- _PROBLEM STATEMENT_
Each entry is to be retyped without alteration, and no picture is to be included.

Page and application data records
==============================

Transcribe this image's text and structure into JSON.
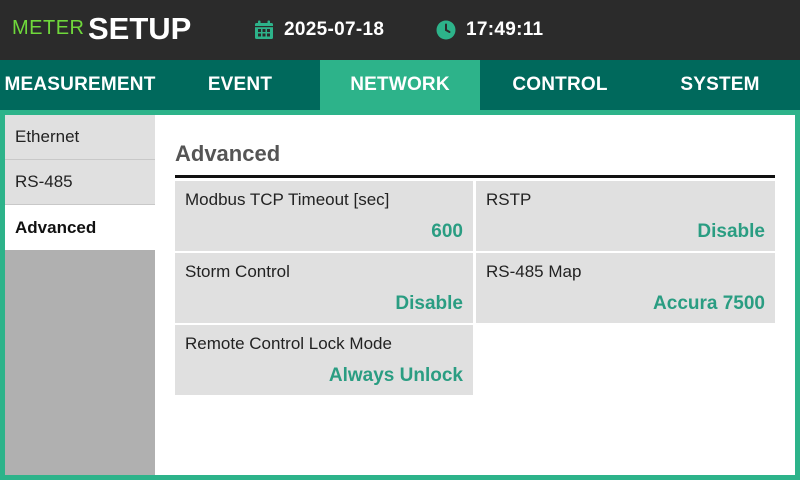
{
  "header": {
    "brand_sub": "METER",
    "brand_main": "SETUP",
    "date": "2025-07-18",
    "time": "17:49:11",
    "date_icon": "calendar-icon",
    "time_icon": "clock-icon"
  },
  "tabs": [
    {
      "label": "MEASUREMENT",
      "active": false
    },
    {
      "label": "EVENT",
      "active": false
    },
    {
      "label": "NETWORK",
      "active": true
    },
    {
      "label": "CONTROL",
      "active": false
    },
    {
      "label": "SYSTEM",
      "active": false
    }
  ],
  "sidebar": {
    "items": [
      {
        "label": "Ethernet",
        "active": false
      },
      {
        "label": "RS-485",
        "active": false
      },
      {
        "label": "Advanced",
        "active": true
      }
    ]
  },
  "content": {
    "title": "Advanced",
    "settings": [
      {
        "label": "Modbus TCP Timeout [sec]",
        "value": "600"
      },
      {
        "label": "RSTP",
        "value": "Disable"
      },
      {
        "label": "Storm Control",
        "value": "Disable"
      },
      {
        "label": "RS-485 Map",
        "value": "Accura 7500"
      },
      {
        "label": "Remote Control Lock Mode",
        "value": "Always Unlock"
      }
    ]
  },
  "colors": {
    "accent": "#2db38a",
    "tab_bar": "#00695c",
    "brand_green": "#6fd83b",
    "value_green": "#2a9d82"
  }
}
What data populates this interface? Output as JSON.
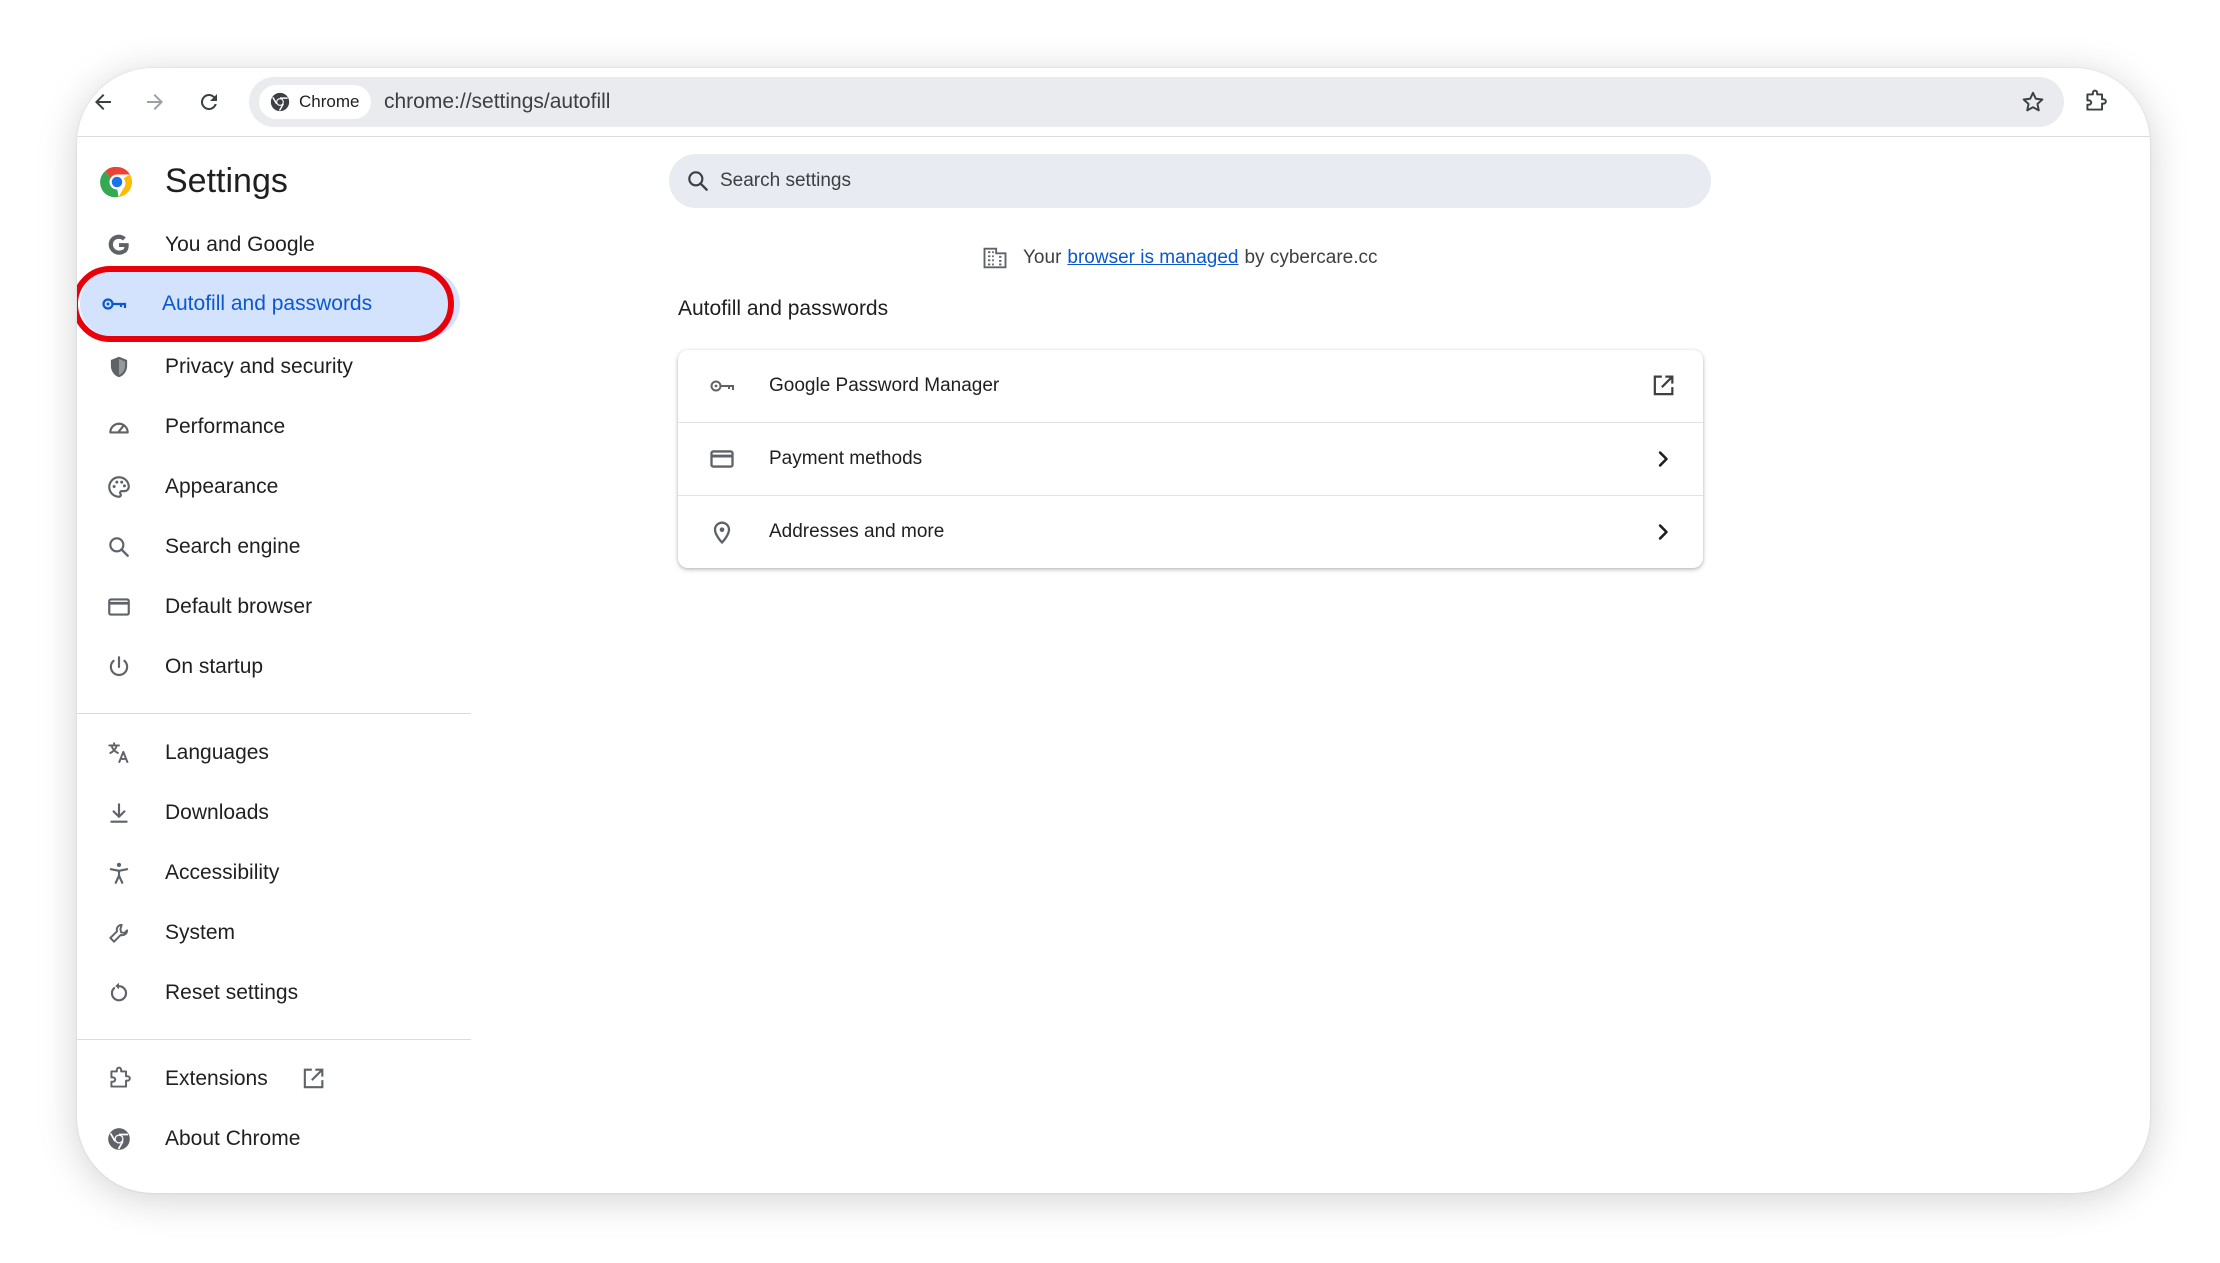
{
  "toolbar": {
    "chip_label": "Chrome",
    "url": "chrome://settings/autofill"
  },
  "header": {
    "title": "Settings"
  },
  "search": {
    "placeholder": "Search settings"
  },
  "managed": {
    "prefix": "Your",
    "link": "browser is managed",
    "suffix": "by cybercare.cc"
  },
  "sidebar": {
    "items": [
      {
        "label": "You and Google",
        "icon": "google-g-icon"
      },
      {
        "label": "Autofill and passwords",
        "icon": "key-icon",
        "active": true
      },
      {
        "label": "Privacy and security",
        "icon": "shield-icon"
      },
      {
        "label": "Performance",
        "icon": "speedometer-icon"
      },
      {
        "label": "Appearance",
        "icon": "palette-icon"
      },
      {
        "label": "Search engine",
        "icon": "search-icon"
      },
      {
        "label": "Default browser",
        "icon": "browser-window-icon"
      },
      {
        "label": "On startup",
        "icon": "power-icon"
      },
      {
        "label": "Languages",
        "icon": "translate-icon"
      },
      {
        "label": "Downloads",
        "icon": "download-icon"
      },
      {
        "label": "Accessibility",
        "icon": "accessibility-icon"
      },
      {
        "label": "System",
        "icon": "wrench-icon"
      },
      {
        "label": "Reset settings",
        "icon": "reset-icon"
      },
      {
        "label": "Extensions",
        "icon": "puzzle-icon"
      },
      {
        "label": "About Chrome",
        "icon": "chrome-icon"
      }
    ]
  },
  "main": {
    "section_title": "Autofill and passwords",
    "rows": [
      {
        "label": "Google Password Manager",
        "icon": "key-icon",
        "trailing": "open-external-icon"
      },
      {
        "label": "Payment methods",
        "icon": "credit-card-icon",
        "trailing": "chevron-right-icon"
      },
      {
        "label": "Addresses and more",
        "icon": "location-pin-icon",
        "trailing": "chevron-right-icon"
      }
    ]
  },
  "colors": {
    "accent": "#0b57d0",
    "active_bg": "#d3e3fd",
    "highlight": "#e8000b"
  }
}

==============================

- _SOLVED PROBLEM_
Transcribe this image's text and structure into JSON.
{
  "header": {
    "brand_sub": "METER",
    "brand_main": "SETUP",
    "date": "2025-07-18",
    "time": "17:49:11",
    "date_icon": "calendar-icon",
    "time_icon": "clock-icon"
  },
  "tabs": [
    {
      "label": "MEASUREMENT",
      "active": false
    },
    {
      "label": "EVENT",
      "active": false
    },
    {
      "label": "NETWORK",
      "active": true
    },
    {
      "label": "CONTROL",
      "active": false
    },
    {
      "label": "SYSTEM",
      "active": false
    }
  ],
  "sidebar": {
    "items": [
      {
        "label": "Ethernet",
        "active": false
      },
      {
        "label": "RS-485",
        "active": false
      },
      {
        "label": "Advanced",
        "active": true
      }
    ]
  },
  "content": {
    "title": "Advanced",
    "settings": [
      {
        "label": "Modbus TCP Timeout [sec]",
        "value": "600"
      },
      {
        "label": "RSTP",
        "value": "Disable"
      },
      {
        "label": "Storm Control",
        "value": "Disable"
      },
      {
        "label": "RS-485 Map",
        "value": "Accura 7500"
      },
      {
        "label": "Remote Control Lock Mode",
        "value": "Always Unlock"
      }
    ]
  },
  "colors": {
    "accent": "#2db38a",
    "tab_bar": "#00695c",
    "brand_green": "#6fd83b",
    "value_green": "#2a9d82"
  }
}
What data populates this interface? Output as JSON.
{
  "toolbar": {
    "chip_label": "Chrome",
    "url": "chrome://settings/autofill"
  },
  "header": {
    "title": "Settings"
  },
  "search": {
    "placeholder": "Search settings"
  },
  "managed": {
    "prefix": "Your",
    "link": "browser is managed",
    "suffix": "by cybercare.cc"
  },
  "sidebar": {
    "items": [
      {
        "label": "You and Google",
        "icon": "google-g-icon"
      },
      {
        "label": "Autofill and passwords",
        "icon": "key-icon",
        "active": true
      },
      {
        "label": "Privacy and security",
        "icon": "shield-icon"
      },
      {
        "label": "Performance",
        "icon": "speedometer-icon"
      },
      {
        "label": "Appearance",
        "icon": "palette-icon"
      },
      {
        "label": "Search engine",
        "icon": "search-icon"
      },
      {
        "label": "Default browser",
        "icon": "browser-window-icon"
      },
      {
        "label": "On startup",
        "icon": "power-icon"
      },
      {
        "label": "Languages",
        "icon": "translate-icon"
      },
      {
        "label": "Downloads",
        "icon": "download-icon"
      },
      {
        "label": "Accessibility",
        "icon": "accessibility-icon"
      },
      {
        "label": "System",
        "icon": "wrench-icon"
      },
      {
        "label": "Reset settings",
        "icon": "reset-icon"
      },
      {
        "label": "Extensions",
        "icon": "puzzle-icon"
      },
      {
        "label": "About Chrome",
        "icon": "chrome-icon"
      }
    ]
  },
  "main": {
    "section_title": "Autofill and passwords",
    "rows": [
      {
        "label": "Google Password Manager",
        "icon": "key-icon",
        "trailing": "open-external-icon"
      },
      {
        "label": "Payment methods",
        "icon": "credit-card-icon",
        "trailing": "chevron-right-icon"
      },
      {
        "label": "Addresses and more",
        "icon": "location-pin-icon",
        "trailing": "chevron-right-icon"
      }
    ]
  },
  "colors": {
    "accent": "#0b57d0",
    "active_bg": "#d3e3fd",
    "highlight": "#e8000b"
  }
}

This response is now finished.